Could you please find each line in the records that contains the word "pistol" and copy it?
[Start of section]
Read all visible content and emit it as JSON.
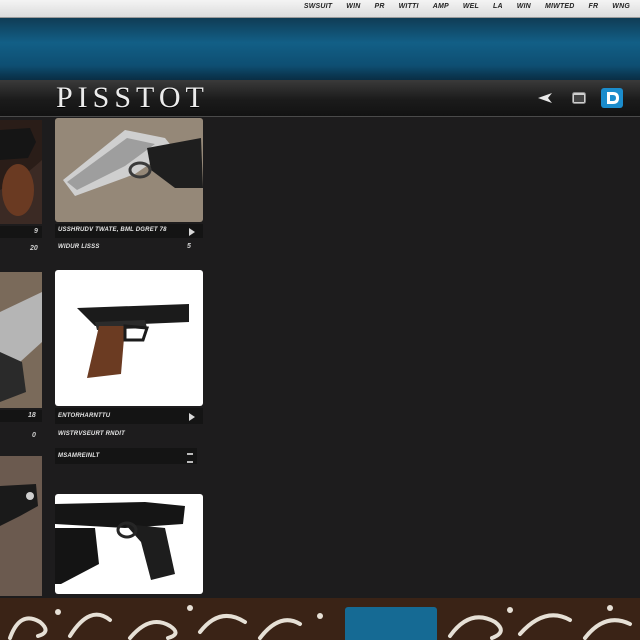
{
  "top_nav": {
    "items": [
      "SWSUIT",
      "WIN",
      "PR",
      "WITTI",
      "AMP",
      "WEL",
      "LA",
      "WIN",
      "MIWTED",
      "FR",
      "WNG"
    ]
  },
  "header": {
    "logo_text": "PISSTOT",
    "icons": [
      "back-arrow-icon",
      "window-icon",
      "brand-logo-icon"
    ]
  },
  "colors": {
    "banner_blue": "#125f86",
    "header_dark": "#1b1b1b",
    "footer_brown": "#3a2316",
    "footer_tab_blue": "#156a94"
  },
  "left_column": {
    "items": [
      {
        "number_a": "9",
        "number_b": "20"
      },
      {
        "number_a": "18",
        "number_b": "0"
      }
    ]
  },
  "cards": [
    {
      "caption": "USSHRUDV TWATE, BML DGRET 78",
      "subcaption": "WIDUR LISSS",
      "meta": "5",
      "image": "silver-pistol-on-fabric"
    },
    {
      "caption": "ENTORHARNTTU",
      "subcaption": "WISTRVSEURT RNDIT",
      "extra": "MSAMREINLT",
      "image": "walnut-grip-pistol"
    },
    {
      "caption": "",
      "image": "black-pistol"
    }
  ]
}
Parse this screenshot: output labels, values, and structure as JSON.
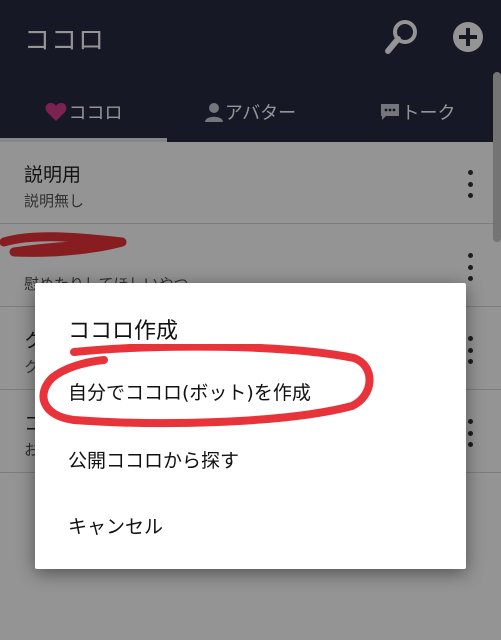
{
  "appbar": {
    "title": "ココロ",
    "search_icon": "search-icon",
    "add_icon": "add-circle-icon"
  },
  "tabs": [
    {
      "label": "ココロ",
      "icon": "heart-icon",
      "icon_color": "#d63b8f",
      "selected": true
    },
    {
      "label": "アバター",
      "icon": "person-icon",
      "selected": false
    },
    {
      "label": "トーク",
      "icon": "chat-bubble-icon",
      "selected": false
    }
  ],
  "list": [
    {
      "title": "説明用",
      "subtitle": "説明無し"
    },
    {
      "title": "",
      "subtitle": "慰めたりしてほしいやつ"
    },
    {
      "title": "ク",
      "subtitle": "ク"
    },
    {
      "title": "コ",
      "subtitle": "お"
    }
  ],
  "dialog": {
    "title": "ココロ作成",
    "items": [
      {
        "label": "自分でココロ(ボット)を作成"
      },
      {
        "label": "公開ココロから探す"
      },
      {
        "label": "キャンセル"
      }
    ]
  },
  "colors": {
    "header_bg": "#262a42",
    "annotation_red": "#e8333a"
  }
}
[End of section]
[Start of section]
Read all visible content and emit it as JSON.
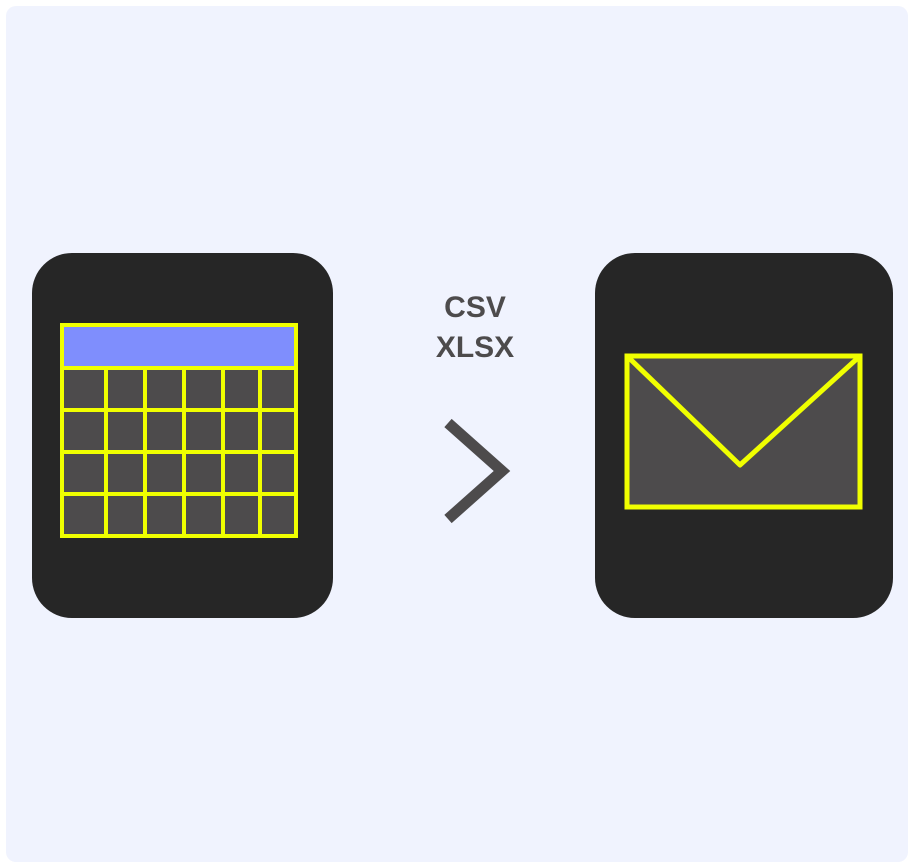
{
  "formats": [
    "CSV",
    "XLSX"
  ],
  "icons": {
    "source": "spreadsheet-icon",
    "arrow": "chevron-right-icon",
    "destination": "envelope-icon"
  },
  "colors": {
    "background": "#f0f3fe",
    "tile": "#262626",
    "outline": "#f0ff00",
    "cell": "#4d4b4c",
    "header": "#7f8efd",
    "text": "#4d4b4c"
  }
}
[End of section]
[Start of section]
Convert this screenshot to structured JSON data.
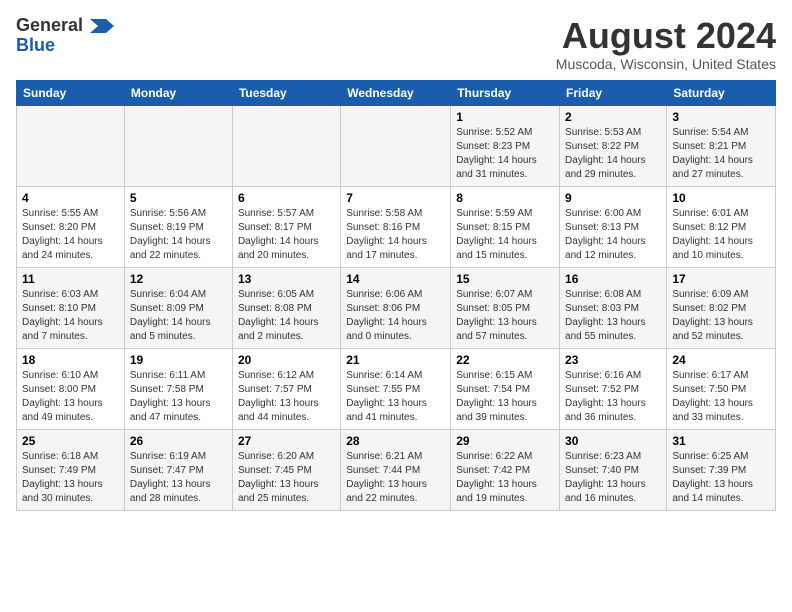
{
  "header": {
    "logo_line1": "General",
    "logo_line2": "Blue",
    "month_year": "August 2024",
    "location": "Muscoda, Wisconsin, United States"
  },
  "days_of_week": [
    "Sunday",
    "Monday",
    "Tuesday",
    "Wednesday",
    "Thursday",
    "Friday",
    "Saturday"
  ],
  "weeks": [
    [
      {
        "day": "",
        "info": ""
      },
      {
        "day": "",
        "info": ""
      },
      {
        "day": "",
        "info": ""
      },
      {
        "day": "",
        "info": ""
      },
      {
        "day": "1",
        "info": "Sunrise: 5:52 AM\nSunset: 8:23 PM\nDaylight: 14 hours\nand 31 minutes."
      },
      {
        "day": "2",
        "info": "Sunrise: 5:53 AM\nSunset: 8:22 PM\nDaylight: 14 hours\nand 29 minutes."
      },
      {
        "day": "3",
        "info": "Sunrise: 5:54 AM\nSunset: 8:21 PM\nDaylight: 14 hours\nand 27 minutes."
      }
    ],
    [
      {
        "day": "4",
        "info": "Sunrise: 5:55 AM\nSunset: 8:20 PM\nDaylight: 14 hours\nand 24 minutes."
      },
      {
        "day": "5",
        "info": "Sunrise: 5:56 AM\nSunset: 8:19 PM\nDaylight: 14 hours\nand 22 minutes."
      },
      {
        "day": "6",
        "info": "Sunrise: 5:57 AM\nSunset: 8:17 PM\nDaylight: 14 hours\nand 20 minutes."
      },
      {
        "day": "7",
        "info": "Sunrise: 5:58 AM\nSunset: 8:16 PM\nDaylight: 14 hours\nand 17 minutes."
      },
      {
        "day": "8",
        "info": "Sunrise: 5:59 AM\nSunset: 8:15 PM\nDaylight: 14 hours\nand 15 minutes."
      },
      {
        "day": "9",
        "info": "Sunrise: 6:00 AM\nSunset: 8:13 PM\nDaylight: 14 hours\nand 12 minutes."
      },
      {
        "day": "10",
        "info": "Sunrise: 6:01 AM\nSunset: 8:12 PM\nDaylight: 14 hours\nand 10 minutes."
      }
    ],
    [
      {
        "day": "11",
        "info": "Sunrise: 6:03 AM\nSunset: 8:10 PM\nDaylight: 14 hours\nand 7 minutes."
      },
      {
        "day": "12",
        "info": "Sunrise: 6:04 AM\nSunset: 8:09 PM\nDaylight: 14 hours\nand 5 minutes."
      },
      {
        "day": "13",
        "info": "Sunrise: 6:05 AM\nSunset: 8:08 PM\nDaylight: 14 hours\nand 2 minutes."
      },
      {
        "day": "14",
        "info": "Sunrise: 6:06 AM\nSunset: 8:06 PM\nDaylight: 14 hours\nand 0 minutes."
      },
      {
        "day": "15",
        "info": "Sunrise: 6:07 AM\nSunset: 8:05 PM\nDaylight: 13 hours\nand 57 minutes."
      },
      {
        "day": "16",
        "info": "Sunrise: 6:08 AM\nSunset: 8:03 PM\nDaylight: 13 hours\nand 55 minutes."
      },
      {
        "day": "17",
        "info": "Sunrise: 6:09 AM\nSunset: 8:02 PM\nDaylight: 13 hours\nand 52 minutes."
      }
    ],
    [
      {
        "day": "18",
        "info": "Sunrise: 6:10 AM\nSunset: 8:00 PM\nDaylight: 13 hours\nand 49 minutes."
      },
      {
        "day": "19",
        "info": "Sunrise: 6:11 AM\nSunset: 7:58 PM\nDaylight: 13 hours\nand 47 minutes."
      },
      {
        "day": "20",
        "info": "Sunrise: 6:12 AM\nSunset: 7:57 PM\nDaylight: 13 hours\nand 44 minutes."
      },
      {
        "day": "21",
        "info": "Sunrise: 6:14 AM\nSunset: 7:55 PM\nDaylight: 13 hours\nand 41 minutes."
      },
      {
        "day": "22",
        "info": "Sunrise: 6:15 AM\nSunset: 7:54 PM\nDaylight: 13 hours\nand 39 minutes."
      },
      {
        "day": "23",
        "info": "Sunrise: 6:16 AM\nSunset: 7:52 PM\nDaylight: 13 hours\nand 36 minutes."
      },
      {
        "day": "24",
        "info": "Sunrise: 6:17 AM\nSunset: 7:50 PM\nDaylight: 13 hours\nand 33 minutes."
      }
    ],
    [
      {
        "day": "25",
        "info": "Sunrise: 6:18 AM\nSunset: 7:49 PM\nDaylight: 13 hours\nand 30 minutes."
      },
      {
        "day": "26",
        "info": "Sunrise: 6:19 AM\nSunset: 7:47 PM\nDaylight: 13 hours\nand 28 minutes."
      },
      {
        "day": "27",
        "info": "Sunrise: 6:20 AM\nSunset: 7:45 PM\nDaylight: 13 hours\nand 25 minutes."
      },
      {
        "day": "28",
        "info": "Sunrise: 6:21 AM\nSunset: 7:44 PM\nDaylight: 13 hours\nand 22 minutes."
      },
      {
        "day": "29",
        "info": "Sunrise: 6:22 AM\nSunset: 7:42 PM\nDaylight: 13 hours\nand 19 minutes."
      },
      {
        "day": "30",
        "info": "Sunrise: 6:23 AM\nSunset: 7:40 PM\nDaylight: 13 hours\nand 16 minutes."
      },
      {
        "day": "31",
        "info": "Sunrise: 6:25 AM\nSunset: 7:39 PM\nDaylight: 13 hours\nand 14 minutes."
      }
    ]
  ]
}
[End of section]
> [Result]:
      "image": "silver-pistol-on-fabric"
      "image": "walnut-grip-pistol"
      "image": "black-pistol"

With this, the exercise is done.